Tony Smibert, born 1949 in Australia, is a 7th dan aikido shihan, member of the IAF Senior Council and before that for many years its Vice Chairman. He is also president of Aikikai Australia and a trustee of the Sugano Foundation. His home and dojo are in a tiny Tasmanian town beneath the mountains and very near to a world famous wilderness.
He started training aikido in 1964, at age 15. Next year, Seiichi Sugano Shihan arrived in Australia and Tony Smibert soon became his student, remaining with him until his death in 2010, assisting in the development of aikido around Australia.
“I can’t really remember 'life before aikido,' because I've been fully engaged in it since I was a kid,” he says. “Even though, sadly, Sugano Shihan has passed away, I’m still very much his student and trying hard to learn what he was teaching.”
Tony Smibert is also an accomplished artist, working mainly, but not only, in watercolors and acrylic. His art career includes more than 50 solo exhibitions in Europe, South East Asia, Japan, the Americas and Australia. He is currently a Visiting Artist Researcher at Tate Britain, working with Senior Conservation Scientist Dr Joyce Townsend and focused on the painting techniques of JMW Turner. Smibert and Townsend’s “Tate Watercolour Manual: Lessons from the Great Masters” was released this year.
Tony Smibert’s art is deeply informed by training in Japanese martial art. The larger acrylic abstracts use the energy flow (ki) of aikido to create a broad calligraphy reminiscent of Franz Kline and Action Painting very different from his classical and oriental watercolors.

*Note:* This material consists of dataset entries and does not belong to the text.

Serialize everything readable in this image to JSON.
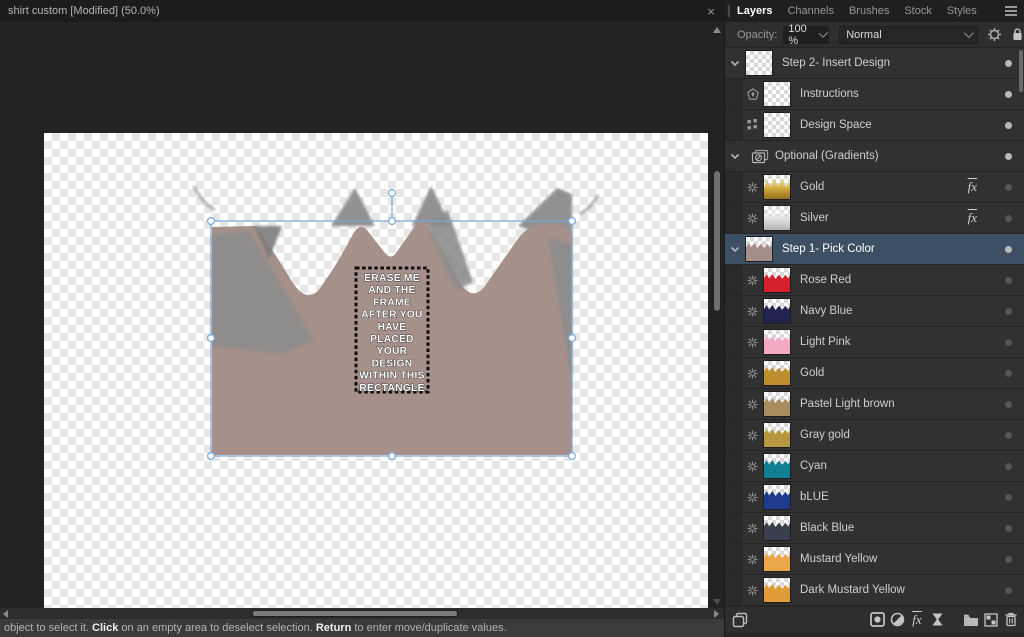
{
  "title_bar": {
    "title": "shirt custom [Modified] (50.0%)",
    "close_label": "×"
  },
  "status_bar": {
    "segments": [
      {
        "text": "object to select it. ",
        "bold": false
      },
      {
        "text": "Click",
        "bold": true
      },
      {
        "text": " on an empty area to deselect selection. ",
        "bold": false
      },
      {
        "text": "Return",
        "bold": true
      },
      {
        "text": " to enter move/duplicate values.",
        "bold": false
      }
    ]
  },
  "panel": {
    "tabs": [
      {
        "label": "Layers",
        "active": true
      },
      {
        "label": "Channels",
        "active": false
      },
      {
        "label": "Brushes",
        "active": false
      },
      {
        "label": "Stock",
        "active": false
      },
      {
        "label": "Styles",
        "active": false
      }
    ],
    "opacity_label": "Opacity:",
    "opacity_value": "100 %",
    "blend_mode": "Normal",
    "fx_label": "fx",
    "layers": [
      {
        "label": "Step 2- Insert Design",
        "type": "group",
        "icon": "chevron-down",
        "thumb": "checker",
        "visible": true,
        "selected": false,
        "fx": false
      },
      {
        "label": "Instructions",
        "type": "child",
        "icon": "shield",
        "thumb": "checker",
        "visible": true,
        "selected": false,
        "fx": false
      },
      {
        "label": "Design Space",
        "type": "child",
        "icon": "dots",
        "thumb": "checker",
        "visible": true,
        "selected": false,
        "fx": false
      },
      {
        "label": "Optional (Gradients)",
        "type": "group",
        "icon": "hidden-stack",
        "thumb": "none",
        "visible": true,
        "selected": false,
        "fx": false
      },
      {
        "label": "Gold",
        "type": "child",
        "icon": "snowflake",
        "thumb": "gold-gradient",
        "visible": false,
        "selected": false,
        "fx": true
      },
      {
        "label": "Silver",
        "type": "child",
        "icon": "snowflake",
        "thumb": "silver-gradient",
        "visible": false,
        "selected": false,
        "fx": true
      },
      {
        "label": "Step 1- Pick Color",
        "type": "group",
        "icon": "chevron-down",
        "thumb": "#a59089",
        "visible": true,
        "selected": true,
        "fx": false
      },
      {
        "label": "Rose Red",
        "type": "child",
        "icon": "snowflake",
        "thumb": "#d6202c",
        "visible": false,
        "selected": false,
        "fx": false
      },
      {
        "label": "Navy Blue",
        "type": "child",
        "icon": "snowflake",
        "thumb": "#21244f",
        "visible": false,
        "selected": false,
        "fx": false
      },
      {
        "label": "Light Pink",
        "type": "child",
        "icon": "snowflake",
        "thumb": "#f2a9c4",
        "visible": false,
        "selected": false,
        "fx": false
      },
      {
        "label": "Gold",
        "type": "child",
        "icon": "snowflake",
        "thumb": "#bd8f2e",
        "visible": false,
        "selected": false,
        "fx": false
      },
      {
        "label": "Pastel Light brown",
        "type": "child",
        "icon": "snowflake",
        "thumb": "#a88d60",
        "visible": false,
        "selected": false,
        "fx": false
      },
      {
        "label": "Gray gold",
        "type": "child",
        "icon": "snowflake",
        "thumb": "#b5983f",
        "visible": false,
        "selected": false,
        "fx": false
      },
      {
        "label": "Cyan",
        "type": "child",
        "icon": "snowflake",
        "thumb": "#107f91",
        "visible": false,
        "selected": false,
        "fx": false
      },
      {
        "label": "bLUE",
        "type": "child",
        "icon": "snowflake",
        "thumb": "#1e3a8c",
        "visible": false,
        "selected": false,
        "fx": false
      },
      {
        "label": "Black Blue",
        "type": "child",
        "icon": "snowflake",
        "thumb": "#3a3f4e",
        "visible": false,
        "selected": false,
        "fx": false
      },
      {
        "label": "Mustard Yellow",
        "type": "child",
        "icon": "snowflake",
        "thumb": "#e9a94a",
        "visible": false,
        "selected": false,
        "fx": false
      },
      {
        "label": "Dark Mustard Yellow",
        "type": "child",
        "icon": "snowflake",
        "thumb": "#df9c38",
        "visible": false,
        "selected": false,
        "fx": false
      }
    ],
    "toolbar_icons": [
      "duplicate-icon",
      "mask-icon",
      "adjustment-icon",
      "fx-icon",
      "live-filter-icon",
      "group-icon",
      "pattern-icon",
      "delete-icon"
    ]
  },
  "canvas": {
    "overlay_text_lines": [
      "ERASE ME",
      "AND THE",
      "FRAME",
      "AFTER YOU",
      "HAVE",
      "PLACED",
      "YOUR",
      "DESIGN",
      "WITHIN THIS",
      "RECTANGLE"
    ],
    "colors": {
      "shirt": "#a5908a",
      "shadow": "#8d8d8d",
      "shadow_dark": "#7d7d7d",
      "selection": "#7aa7d9",
      "pasteboard": "#232323"
    }
  }
}
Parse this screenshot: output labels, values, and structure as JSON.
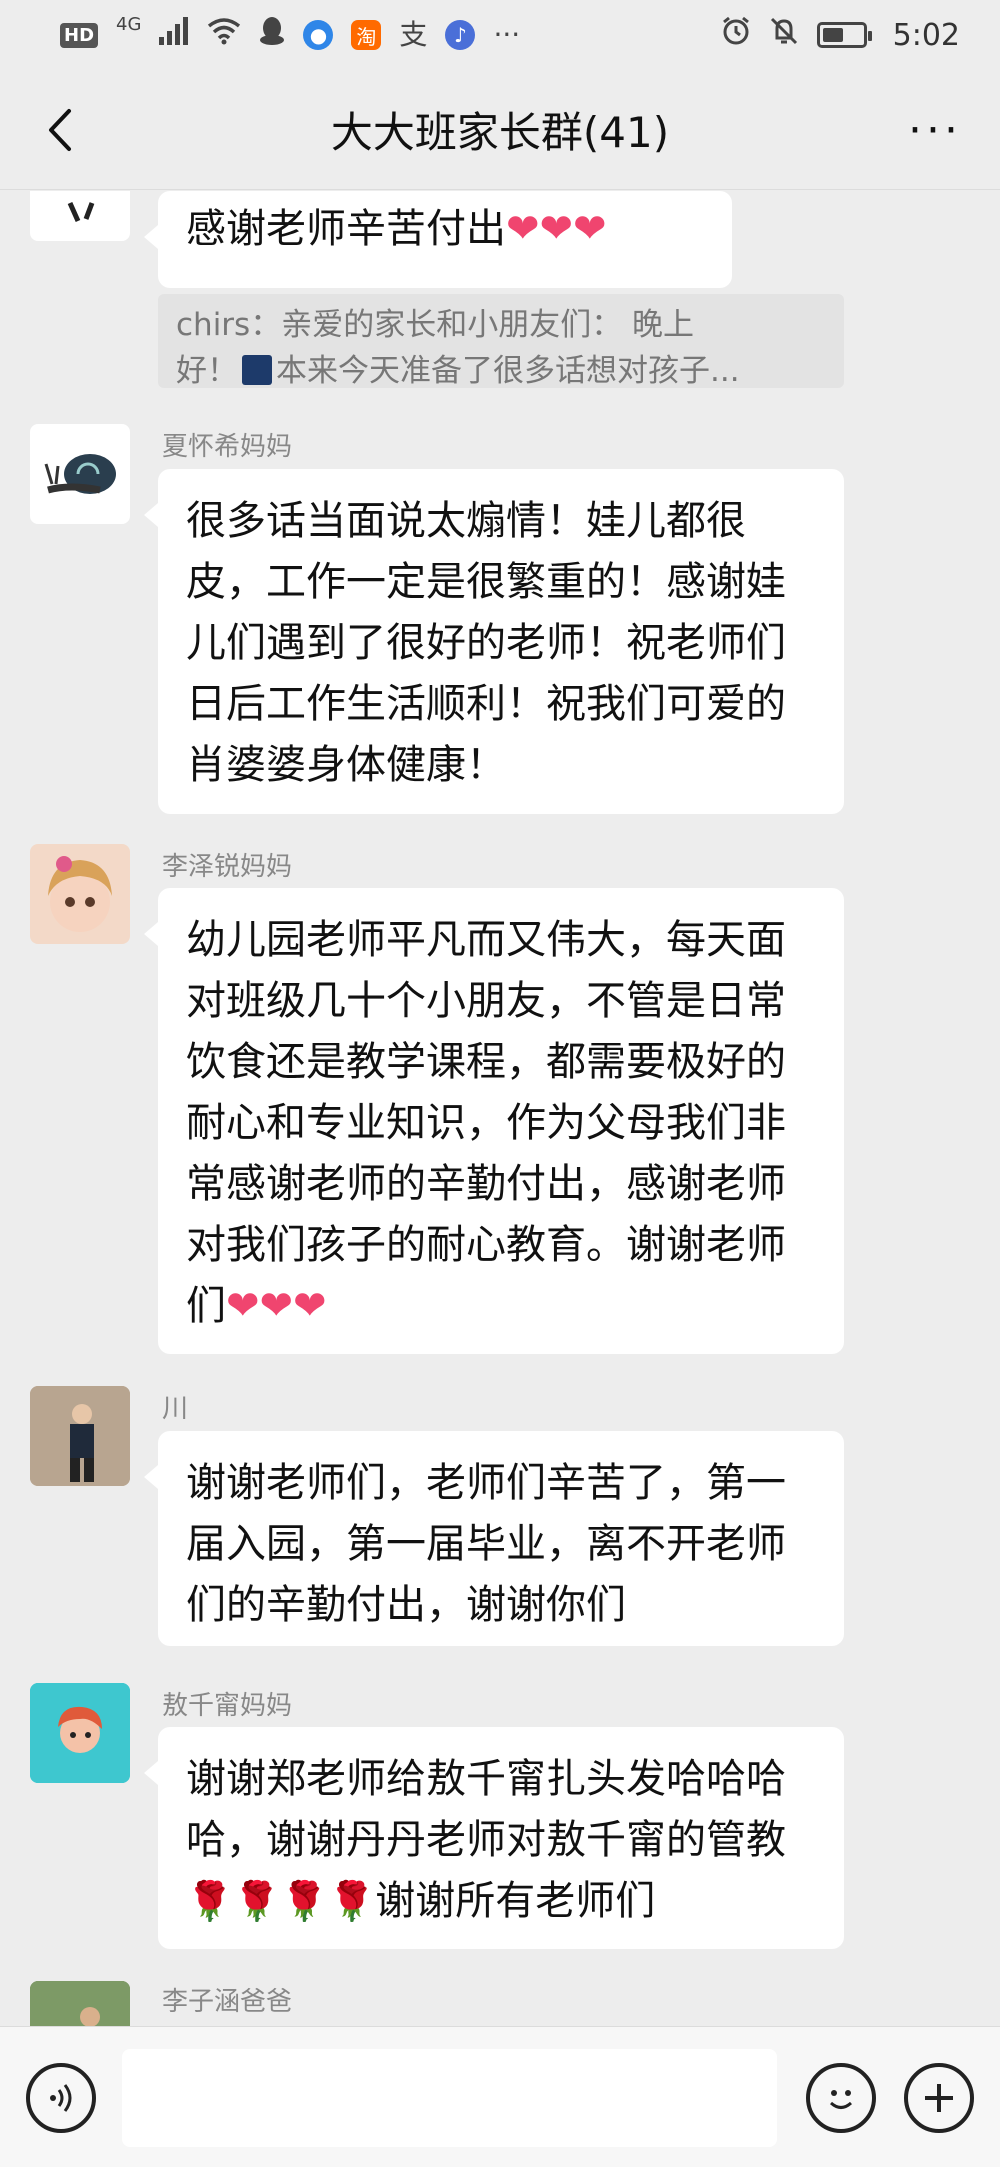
{
  "status_bar": {
    "hd_label": "HD",
    "network": "4G",
    "alipay_char": "支",
    "taobao_char": "淘",
    "more_glyph": "···",
    "time": "5:02"
  },
  "header": {
    "title": "大大班家长群(41)",
    "more_glyph": "···"
  },
  "messages": [
    {
      "text": "感谢老师辛苦付出",
      "hearts": "❤❤❤"
    },
    {
      "quote_line1": "chirs：亲爱的家长和小朋友们：     晚上",
      "quote_line2": "好！",
      "quote_line2_rest": "本来今天准备了很多话想对孩子..."
    },
    {
      "sender": "夏怀希妈妈",
      "text": "很多话当面说太煽情！娃儿都很皮，工作一定是很繁重的！感谢娃儿们遇到了很好的老师！祝老师们日后工作生活顺利！祝我们可爱的肖婆婆身体健康！"
    },
    {
      "sender": "李泽锐妈妈",
      "text": "幼儿园老师平凡而又伟大，每天面对班级几十个小朋友，不管是日常饮食还是教学课程，都需要极好的耐心和专业知识，作为父母我们非常感谢老师的辛勤付出，感谢老师对我们孩子的耐心教育。谢谢老师们",
      "hearts": "❤❤❤"
    },
    {
      "sender": "川",
      "text": "谢谢老师们，老师们辛苦了，第一届入园，第一届毕业，离不开老师们的辛勤付出，谢谢你们"
    },
    {
      "sender": "敖千甯妈妈",
      "text": "谢谢郑老师给敖千甯扎头发哈哈哈哈，谢谢丹丹老师对敖千甯的管教",
      "roses": "🌹🌹🌹🌹",
      "text_after": "谢谢所有老师们"
    },
    {
      "sender": "李子涵爸爸"
    }
  ],
  "input_bar": {
    "placeholder": ""
  }
}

He was present at the 2010 IAF Directing Committee meeting in Moscow, and taught at the adjoined seminar. At the 2013 World Combat Games in St. Petersburg, he is the narrator of the aikido demonstrations.